• [Available data]:
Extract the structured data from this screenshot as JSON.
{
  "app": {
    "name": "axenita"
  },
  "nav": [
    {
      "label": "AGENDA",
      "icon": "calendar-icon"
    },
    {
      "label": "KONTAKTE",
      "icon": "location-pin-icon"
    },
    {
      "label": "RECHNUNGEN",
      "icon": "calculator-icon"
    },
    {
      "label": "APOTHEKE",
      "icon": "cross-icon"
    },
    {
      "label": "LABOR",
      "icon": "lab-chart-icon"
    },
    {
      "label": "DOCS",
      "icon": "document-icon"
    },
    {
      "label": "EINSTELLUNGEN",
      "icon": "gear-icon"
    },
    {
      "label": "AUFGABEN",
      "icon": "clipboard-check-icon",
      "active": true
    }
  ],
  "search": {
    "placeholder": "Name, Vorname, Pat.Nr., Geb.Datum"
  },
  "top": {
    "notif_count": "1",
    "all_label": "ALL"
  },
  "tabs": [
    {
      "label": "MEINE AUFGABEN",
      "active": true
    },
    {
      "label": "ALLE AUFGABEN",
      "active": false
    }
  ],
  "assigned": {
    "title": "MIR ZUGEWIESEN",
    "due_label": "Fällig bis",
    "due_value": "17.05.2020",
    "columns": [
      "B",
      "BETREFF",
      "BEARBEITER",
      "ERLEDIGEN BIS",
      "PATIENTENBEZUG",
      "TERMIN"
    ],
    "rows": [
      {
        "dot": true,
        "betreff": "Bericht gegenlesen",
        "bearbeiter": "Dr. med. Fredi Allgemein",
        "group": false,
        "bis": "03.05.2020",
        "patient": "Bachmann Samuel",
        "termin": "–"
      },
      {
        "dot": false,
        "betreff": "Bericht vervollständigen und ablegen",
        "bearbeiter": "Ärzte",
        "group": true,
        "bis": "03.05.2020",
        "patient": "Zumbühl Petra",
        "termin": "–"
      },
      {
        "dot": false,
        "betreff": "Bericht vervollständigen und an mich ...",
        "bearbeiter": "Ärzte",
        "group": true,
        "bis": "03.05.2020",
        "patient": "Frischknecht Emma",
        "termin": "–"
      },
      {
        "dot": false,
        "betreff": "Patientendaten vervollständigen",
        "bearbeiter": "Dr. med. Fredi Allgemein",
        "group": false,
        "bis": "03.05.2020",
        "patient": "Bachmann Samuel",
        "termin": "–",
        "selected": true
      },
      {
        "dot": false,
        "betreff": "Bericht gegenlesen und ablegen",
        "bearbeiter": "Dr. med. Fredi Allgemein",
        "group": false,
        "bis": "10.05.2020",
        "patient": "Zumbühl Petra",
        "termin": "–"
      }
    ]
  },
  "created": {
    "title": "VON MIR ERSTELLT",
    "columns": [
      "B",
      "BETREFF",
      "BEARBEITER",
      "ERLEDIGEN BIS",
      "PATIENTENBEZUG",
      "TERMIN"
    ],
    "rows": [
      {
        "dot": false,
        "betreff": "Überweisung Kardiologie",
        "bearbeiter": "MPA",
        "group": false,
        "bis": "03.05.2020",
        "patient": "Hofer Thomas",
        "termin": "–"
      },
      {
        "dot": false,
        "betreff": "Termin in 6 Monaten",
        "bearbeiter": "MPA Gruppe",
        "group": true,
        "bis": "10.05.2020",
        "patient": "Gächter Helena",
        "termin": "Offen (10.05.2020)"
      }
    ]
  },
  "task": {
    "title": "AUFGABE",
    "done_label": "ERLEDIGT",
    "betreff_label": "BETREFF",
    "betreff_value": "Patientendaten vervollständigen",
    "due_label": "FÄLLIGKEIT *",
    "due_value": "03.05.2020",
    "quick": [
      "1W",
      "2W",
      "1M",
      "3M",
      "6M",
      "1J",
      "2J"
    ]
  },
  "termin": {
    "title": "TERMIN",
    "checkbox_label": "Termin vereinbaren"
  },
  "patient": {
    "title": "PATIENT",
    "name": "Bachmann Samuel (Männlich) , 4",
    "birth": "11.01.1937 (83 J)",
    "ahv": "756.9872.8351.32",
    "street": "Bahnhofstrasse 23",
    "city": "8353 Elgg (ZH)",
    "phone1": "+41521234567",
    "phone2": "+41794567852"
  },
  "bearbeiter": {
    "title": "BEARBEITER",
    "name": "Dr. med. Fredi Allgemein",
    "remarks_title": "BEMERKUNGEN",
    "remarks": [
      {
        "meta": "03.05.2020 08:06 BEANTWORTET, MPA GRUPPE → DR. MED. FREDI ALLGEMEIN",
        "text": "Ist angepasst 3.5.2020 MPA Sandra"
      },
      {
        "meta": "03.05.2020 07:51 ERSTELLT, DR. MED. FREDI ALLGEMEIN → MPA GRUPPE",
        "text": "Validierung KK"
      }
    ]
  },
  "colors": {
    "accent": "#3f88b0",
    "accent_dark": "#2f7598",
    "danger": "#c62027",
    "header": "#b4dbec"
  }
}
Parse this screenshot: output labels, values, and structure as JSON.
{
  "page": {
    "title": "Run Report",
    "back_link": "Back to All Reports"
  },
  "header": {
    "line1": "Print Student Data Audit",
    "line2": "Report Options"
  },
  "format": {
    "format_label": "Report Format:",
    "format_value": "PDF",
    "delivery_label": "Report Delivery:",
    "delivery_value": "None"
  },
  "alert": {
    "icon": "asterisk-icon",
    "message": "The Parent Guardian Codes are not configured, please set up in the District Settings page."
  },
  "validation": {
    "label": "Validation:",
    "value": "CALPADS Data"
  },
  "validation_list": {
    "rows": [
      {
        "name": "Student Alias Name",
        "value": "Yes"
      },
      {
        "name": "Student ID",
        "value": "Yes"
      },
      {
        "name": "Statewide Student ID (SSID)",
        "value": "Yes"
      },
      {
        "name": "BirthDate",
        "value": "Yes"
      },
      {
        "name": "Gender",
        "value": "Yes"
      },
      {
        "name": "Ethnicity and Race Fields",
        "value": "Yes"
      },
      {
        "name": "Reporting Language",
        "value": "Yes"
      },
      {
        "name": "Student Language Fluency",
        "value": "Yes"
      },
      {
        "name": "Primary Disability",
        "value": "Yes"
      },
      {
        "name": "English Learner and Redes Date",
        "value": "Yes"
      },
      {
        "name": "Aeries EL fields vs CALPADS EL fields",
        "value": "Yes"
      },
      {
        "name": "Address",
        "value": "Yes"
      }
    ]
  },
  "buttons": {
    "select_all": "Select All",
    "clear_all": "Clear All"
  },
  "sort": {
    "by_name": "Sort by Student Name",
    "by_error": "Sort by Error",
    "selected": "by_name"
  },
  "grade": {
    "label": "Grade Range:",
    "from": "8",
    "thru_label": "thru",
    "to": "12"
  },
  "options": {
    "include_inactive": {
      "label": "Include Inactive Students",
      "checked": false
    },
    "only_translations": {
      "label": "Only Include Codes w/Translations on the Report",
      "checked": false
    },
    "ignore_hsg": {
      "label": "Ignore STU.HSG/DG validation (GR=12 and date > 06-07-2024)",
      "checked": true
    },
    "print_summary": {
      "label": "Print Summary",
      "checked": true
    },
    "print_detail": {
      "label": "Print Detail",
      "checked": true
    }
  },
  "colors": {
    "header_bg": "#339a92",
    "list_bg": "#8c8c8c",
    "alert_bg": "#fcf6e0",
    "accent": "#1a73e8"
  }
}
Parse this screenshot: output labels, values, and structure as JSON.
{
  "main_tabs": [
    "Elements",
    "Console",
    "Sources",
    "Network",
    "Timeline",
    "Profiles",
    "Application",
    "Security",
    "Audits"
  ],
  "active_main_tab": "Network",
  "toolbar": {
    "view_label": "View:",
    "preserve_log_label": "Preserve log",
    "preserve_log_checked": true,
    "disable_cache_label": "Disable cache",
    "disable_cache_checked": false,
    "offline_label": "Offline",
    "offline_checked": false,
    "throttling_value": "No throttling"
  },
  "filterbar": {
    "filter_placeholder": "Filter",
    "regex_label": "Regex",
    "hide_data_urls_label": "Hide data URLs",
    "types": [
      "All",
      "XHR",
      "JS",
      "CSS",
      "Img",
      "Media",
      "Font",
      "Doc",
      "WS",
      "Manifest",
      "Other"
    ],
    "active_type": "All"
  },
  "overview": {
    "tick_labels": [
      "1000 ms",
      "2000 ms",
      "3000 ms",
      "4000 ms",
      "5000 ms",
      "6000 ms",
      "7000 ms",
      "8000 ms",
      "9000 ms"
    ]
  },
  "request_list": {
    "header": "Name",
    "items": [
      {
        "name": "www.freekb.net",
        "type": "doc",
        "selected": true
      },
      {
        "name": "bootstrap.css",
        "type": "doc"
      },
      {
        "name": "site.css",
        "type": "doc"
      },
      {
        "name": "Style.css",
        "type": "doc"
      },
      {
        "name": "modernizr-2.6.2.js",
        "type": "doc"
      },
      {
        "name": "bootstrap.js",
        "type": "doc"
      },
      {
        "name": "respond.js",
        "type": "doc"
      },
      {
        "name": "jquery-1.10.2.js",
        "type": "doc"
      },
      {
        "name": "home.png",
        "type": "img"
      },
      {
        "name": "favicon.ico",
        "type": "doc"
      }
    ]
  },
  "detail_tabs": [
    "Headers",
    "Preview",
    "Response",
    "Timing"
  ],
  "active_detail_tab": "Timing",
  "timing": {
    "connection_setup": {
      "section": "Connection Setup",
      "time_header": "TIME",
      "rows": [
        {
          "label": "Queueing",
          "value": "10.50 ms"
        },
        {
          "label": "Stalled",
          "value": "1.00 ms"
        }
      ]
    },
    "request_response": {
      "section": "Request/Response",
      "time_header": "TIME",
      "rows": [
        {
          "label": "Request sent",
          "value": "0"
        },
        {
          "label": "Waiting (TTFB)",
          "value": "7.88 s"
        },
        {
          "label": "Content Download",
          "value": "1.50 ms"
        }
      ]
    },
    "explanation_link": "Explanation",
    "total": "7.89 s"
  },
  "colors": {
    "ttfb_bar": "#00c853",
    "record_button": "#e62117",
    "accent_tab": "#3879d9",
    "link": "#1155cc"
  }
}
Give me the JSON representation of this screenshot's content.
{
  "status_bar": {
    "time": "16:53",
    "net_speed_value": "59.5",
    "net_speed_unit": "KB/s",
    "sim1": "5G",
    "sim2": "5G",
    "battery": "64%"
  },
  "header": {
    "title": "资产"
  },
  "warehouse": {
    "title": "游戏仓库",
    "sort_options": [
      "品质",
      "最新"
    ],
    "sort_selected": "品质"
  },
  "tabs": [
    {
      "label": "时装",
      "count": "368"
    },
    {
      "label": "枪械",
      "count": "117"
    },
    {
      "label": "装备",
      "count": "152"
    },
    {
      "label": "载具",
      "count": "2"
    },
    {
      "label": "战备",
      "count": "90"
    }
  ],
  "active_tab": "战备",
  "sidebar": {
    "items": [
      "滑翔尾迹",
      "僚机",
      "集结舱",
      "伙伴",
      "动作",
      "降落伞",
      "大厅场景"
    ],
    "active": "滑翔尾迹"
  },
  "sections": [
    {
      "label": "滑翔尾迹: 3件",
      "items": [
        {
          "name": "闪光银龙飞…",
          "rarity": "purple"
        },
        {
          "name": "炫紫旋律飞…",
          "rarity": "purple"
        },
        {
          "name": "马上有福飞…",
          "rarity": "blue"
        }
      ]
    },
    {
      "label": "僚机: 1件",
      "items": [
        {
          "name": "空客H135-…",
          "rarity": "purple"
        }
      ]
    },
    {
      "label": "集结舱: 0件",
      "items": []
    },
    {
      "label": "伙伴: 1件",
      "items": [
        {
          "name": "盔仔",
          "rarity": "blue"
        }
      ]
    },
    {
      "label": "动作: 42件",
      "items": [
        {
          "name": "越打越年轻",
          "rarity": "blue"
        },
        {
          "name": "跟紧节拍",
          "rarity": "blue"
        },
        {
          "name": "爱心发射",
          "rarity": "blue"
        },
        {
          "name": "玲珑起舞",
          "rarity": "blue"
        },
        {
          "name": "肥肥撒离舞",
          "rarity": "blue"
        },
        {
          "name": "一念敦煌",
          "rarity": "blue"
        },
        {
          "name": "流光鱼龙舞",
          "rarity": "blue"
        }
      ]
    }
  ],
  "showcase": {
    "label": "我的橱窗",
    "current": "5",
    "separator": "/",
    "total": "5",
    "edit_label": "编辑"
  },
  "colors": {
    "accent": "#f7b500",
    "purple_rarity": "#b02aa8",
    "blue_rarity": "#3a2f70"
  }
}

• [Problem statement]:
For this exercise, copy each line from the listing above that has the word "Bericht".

• [Task solution]:
        "betreff": "Bericht gegenlesen",
        "betreff": "Bericht vervollständigen und ablegen",
        "betreff": "Bericht vervollständigen und an mich ...",
        "betreff": "Bericht gegenlesen und ablegen",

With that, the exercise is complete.